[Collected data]

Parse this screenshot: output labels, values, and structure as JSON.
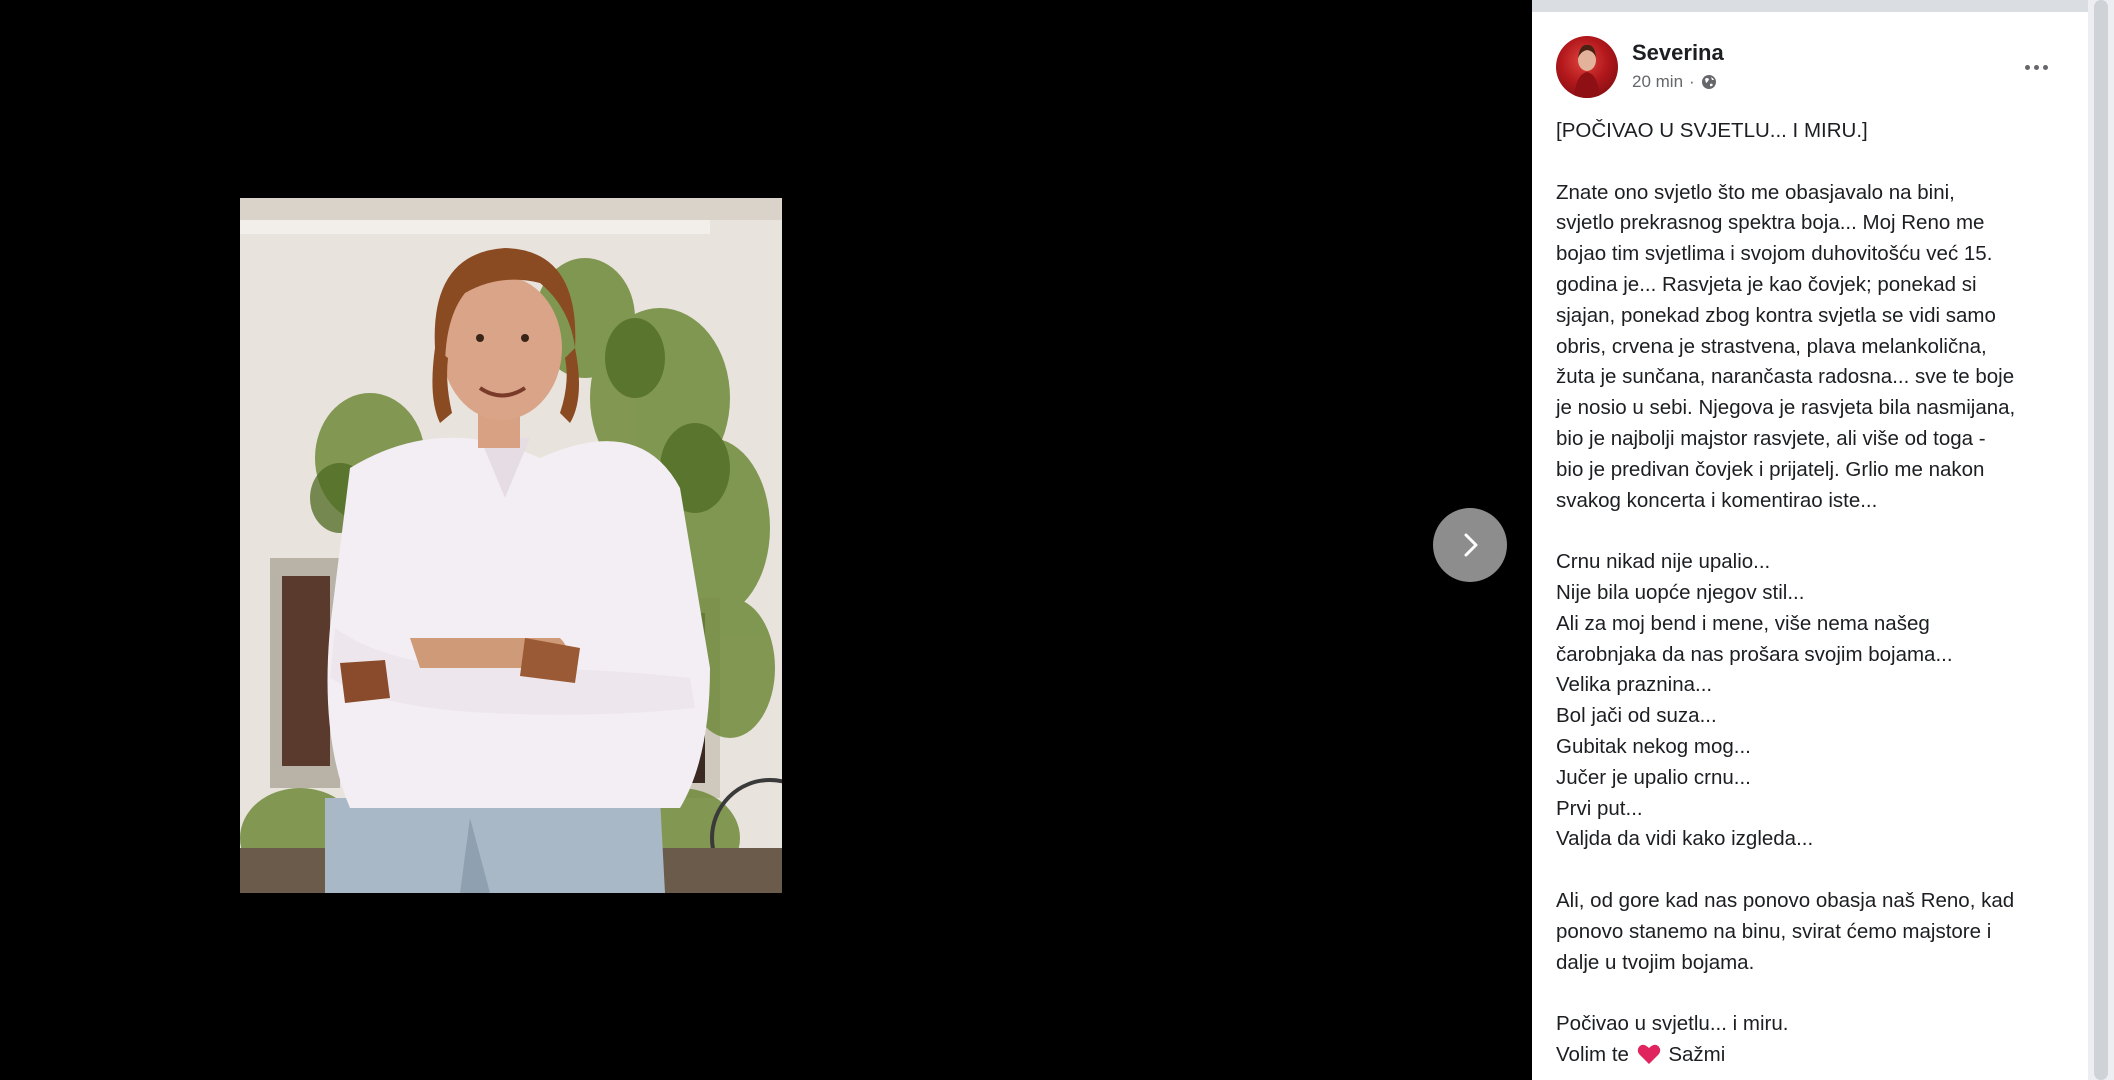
{
  "post": {
    "author": "Severina",
    "time": "20 min",
    "privacy_icon": "globe-icon",
    "more_icon": "more-options-icon",
    "lines": [
      "[POČIVAO U SVJETLU... I MIRU.]",
      "",
      "Znate ono svjetlo što me obasjavalo na bini,",
      "svjetlo prekrasnog spektra boja... Moj Reno me",
      "bojao tim svjetlima i svojom duhovitošću već 15.",
      "godina je... Rasvjeta je kao čovjek; ponekad si",
      "sjajan, ponekad zbog kontra svjetla se vidi samo",
      "obris, crvena je strastvena, plava melankolična,",
      "žuta je sunčana, narančasta radosna... sve te boje",
      "je nosio u sebi. Njegova je rasvjeta bila nasmijana,",
      "bio je najbolji majstor rasvjete, ali više od toga -",
      "bio je predivan čovjek i prijatelj. Grlio me nakon",
      "svakog koncerta i komentirao iste...",
      "",
      "Crnu nikad nije upalio...",
      "Nije bila uopće njegov stil...",
      "Ali za moj bend i mene, više nema našeg",
      "čarobnjaka da nas prošara svojim bojama...",
      "Velika praznina...",
      "Bol jači od suza...",
      "Gubitak nekog mog...",
      "Jučer je upalio crnu...",
      "Prvi put...",
      "Valjda da vidi kako izgleda...",
      "",
      "Ali, od gore kad nas ponovo obasja naš Reno, kad",
      "ponovo stanemo na binu, svirat ćemo majstore i",
      "dalje u tvojim bojama.",
      "",
      "Počivao u svjetlu... i miru."
    ],
    "closing_prefix": "Volim te",
    "closing_suffix": "Sažmi",
    "heart_color": "#e0245e"
  },
  "viewer": {
    "next_icon": "chevron-right-icon"
  }
}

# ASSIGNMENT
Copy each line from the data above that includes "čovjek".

# RESULT
      "godina je... Rasvjeta je kao čovjek; ponekad si",
      "bio je predivan čovjek i prijatelj. Grlio me nakon",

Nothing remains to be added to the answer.